Composition of Emu Oil:
The Micro View (1997) By: Dr. Leigh Hopkins, AEA Oil Standards Team.
When compared with human skin oil, the fatty acid composition of emu oil is found to be quite similar. In both types of oil, mono-unsaturated oleic acid is the most prevalent fatty acid, followed by palmitic acid, then linoleic acid, which is an EFA (essential fatty acid). This similarity may be one of the factors enabling emu oil to have such a positive action on human skin.
Experimental Study to Determine the Anti-Arthritic Activity of a New Emu Oil Formulation:
(EMMP) (1993) By: Dr. Peter Ghosh at Royal North Shore Hospital of Sydney, Australia and Dr. Michael Whitehouse at University of Adelaide, Australia.
A combination of emu oil with a suitable transdermal transporter is found to show anti-inflammatory (anti-rheumatic) activity in various rat models.
Emu Oil: A Source of Non-Toxic Transdermal Anti-Inflammatory Agents in Aboriginal Medicine:
(1997) By: Dr. Michael Whitehouse and Athol Turner, Dept. of Medicine, University of Queensland, Australia. (Source: Inflammopharmacology, San Francisco, March 1997 conference proceedings).
Ongoing studies on the anti-inflammatory activity of emu oils, as tested using the arthritis-induced rat model, indicate that different emu oils vary in their ability to suppress arthritic symptoms and that a chemical test for biological activity is needed rather than continuing to use the rat model.

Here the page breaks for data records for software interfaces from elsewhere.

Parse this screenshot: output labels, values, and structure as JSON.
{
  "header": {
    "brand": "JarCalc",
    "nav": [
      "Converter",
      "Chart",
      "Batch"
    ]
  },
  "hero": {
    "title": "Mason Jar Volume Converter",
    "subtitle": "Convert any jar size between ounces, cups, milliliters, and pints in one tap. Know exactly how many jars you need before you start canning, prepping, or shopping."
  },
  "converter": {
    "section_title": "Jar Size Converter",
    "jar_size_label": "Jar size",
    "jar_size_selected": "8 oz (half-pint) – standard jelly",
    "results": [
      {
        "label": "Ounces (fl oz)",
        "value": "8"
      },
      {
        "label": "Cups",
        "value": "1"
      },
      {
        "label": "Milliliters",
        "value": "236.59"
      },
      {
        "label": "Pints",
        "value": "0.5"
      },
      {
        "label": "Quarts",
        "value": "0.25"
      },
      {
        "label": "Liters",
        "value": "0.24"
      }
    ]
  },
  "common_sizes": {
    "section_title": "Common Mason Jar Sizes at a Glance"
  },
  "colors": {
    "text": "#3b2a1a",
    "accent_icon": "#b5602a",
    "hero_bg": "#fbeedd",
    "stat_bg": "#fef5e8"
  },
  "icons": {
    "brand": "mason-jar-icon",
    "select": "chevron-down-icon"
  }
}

Emu Cream Assists Lidocaine:
Local Anesthetic Absorption through Human Skin (1997) By: Dr. William Code. (Presented at the 88th American Oil Chemists Society, May 1997).
In his initial work with an emu oil based cream combined with spearmint oil and lidocaine, Dr. Code has found that this mixture appears to produce a reduced sensation in the skin as compared with another mixture of local anesthetics without emu oil. The goal is to reduce sensitivity to the skin in a safe, fast and effective way for procedures such as suturing or giving injections.